Preventing late or missed payments usually means that the couple work out some kind of interim routine about paying the bills. Prompt payment of the regular bills (mortgage, utilities, property taxes) is worth cooperating with a separated spouse.

Many divorce financial planners recommend that the separating couple immediately cancel any joint credit cards and transfer the unpaid balance to a card in the name of the spouse who will responsible for its payment.

When it comes to bills, divorcing couples should remember joint and several liability. This means that a creditor can move against either spouse for a bill that is in both their names.

Teen years mean “…all sorts of new costs”

Wednesday, August 11th, 2010

The divorced parents of teenagers very often come into conflict and disagreement about the expenses associated with their children in these years. Divorce parenting means paying for a third or fourth computer for the children’s other home. And parents, particularly divorce parents who may feel twinges of guilt about the situation, are particularly vulnerable to the maneuverings of the adolescent children who want everything in sight.

It is easy to see how an enterprising teenager can pay one parent against the other when Mom says no to the iPhone and Dad say well, maybe…

These expenses are not small, and they easily exhaust normal child support payments.

Parents know that children are expensive to raise and parents do not look upon their offspring the same way they might a business expense. Nevertheless, divorcing parents should realize that their children become more expensive as they move into adolescence, and that the expenses are seldom covered by negotiated child support arrangements. “[P]rom expenses, cheerleading, sports gear, cars and car insurance, allowance and college visits and applications,” says a California Morgan Stanley Smith Barney financial analyst, are only a few of the items that add up to “…all sorts of new costs.”

See You in Court (Again)

Monday, August 2nd, 2010

There’s a popular song with a refrain that goes: “You never can say goodbye.
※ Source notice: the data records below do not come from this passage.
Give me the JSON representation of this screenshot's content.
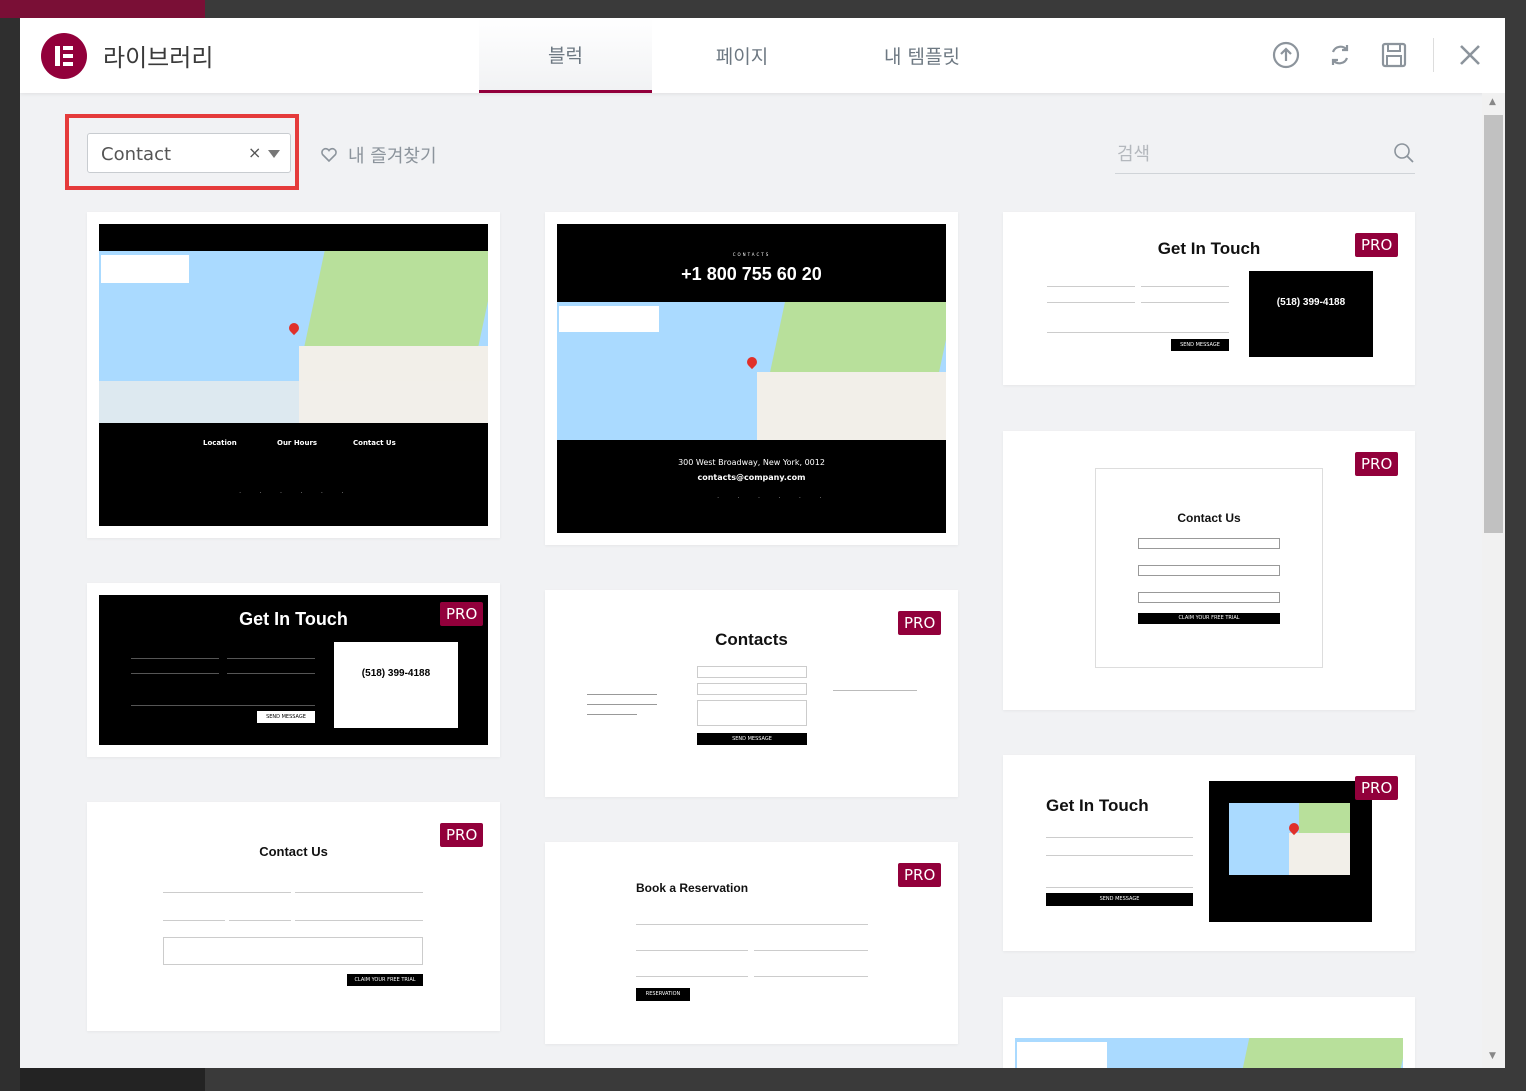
{
  "header": {
    "title": "라이브러리",
    "tabs": [
      {
        "label": "블럭",
        "active": true
      },
      {
        "label": "페이지",
        "active": false
      },
      {
        "label": "내 템플릿",
        "active": false
      }
    ],
    "icons": [
      "upload-icon",
      "sync-icon",
      "save-icon",
      "close-icon"
    ]
  },
  "toolbar": {
    "category_value": "Contact",
    "clear_symbol": "×",
    "favorites_label": "내 즐겨찾기",
    "search_placeholder": "검색"
  },
  "colors": {
    "brand": "#92003b",
    "highlight": "#e53b3b"
  },
  "cards": [
    {
      "pro": false,
      "labels": [
        "Location",
        "Our Hours",
        "Contact Us"
      ]
    },
    {
      "pro": false,
      "heading": "+1 800 755 60 20",
      "subheading": "CONTACTS",
      "address": "300 West Broadway, New York, 0012",
      "email": "contacts@company.com"
    },
    {
      "pro": true,
      "badge": "PRO",
      "heading": "Get In Touch",
      "phone": "(518) 399-4188",
      "button": "SEND MESSAGE"
    },
    {
      "pro": true,
      "badge": "PRO",
      "heading": "Get In Touch",
      "phone": "(518) 399-4188",
      "button": "SEND MESSAGE"
    },
    {
      "pro": true,
      "badge": "PRO",
      "heading": "Contacts",
      "button": "SEND MESSAGE"
    },
    {
      "pro": true,
      "badge": "PRO",
      "heading": "Contact Us",
      "button": "CLAIM YOUR FREE TRIAL"
    },
    {
      "pro": true,
      "badge": "PRO",
      "heading": "Contact Us",
      "button": "CLAIM YOUR FREE TRIAL"
    },
    {
      "pro": true,
      "badge": "PRO",
      "heading": "Book a Reservation",
      "button": "RESERVATION"
    },
    {
      "pro": true,
      "badge": "PRO",
      "heading": "Get In Touch",
      "button": "SEND MESSAGE"
    },
    {
      "pro": false
    }
  ]
}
No, no, no, you never can say goodbye.”

That’s what happens when after a divorce former spouses face each other in court again when one asks the judge to modify a court order about spousal or child support or both or the terms and conditions of custody and visitation.

Very few divorcing couples consider that long after their divorce, they may be still be paying for it in legal bills occasioned by modifications, which are court orders to change previous court orders.

These court actions, even when they come about for good-faith reasons, have a way of bringing out the worst in the party hauled back into court as the defendant or respondent in an action. The party must answer the allegation, which means more legal bills.

Modifications can become an expensive item that must be faced. One cannot appeal to eliminate child support, for example; however, one can appeal for a change in the amount due to changed circumstances. Courts entertain motions to modify spousal and child custody and support because of a change in circumstance in the lives of the either the custodial or the noncustodial parent, in the case of custody, or in the lives of the payor or the payee, in the case of alimony. Changed circumstances very often involve the reduced or increased income of one of the parties. Very often the custodial parent (usually the mother) seeks to modify the child support because of increases in the cost of living.

Sometimes couples can head off the need for court appearance by taking care in the language of separation agreements. For example, some separation agreements provide for automatic escalator clauses that eliminate the need for court-ordered modification.

Sometime former spouses see one another again in court when the custody and visitation routines break down, or when the custodial parent attempts to remove the child from easy visitation by the noncustodial parent.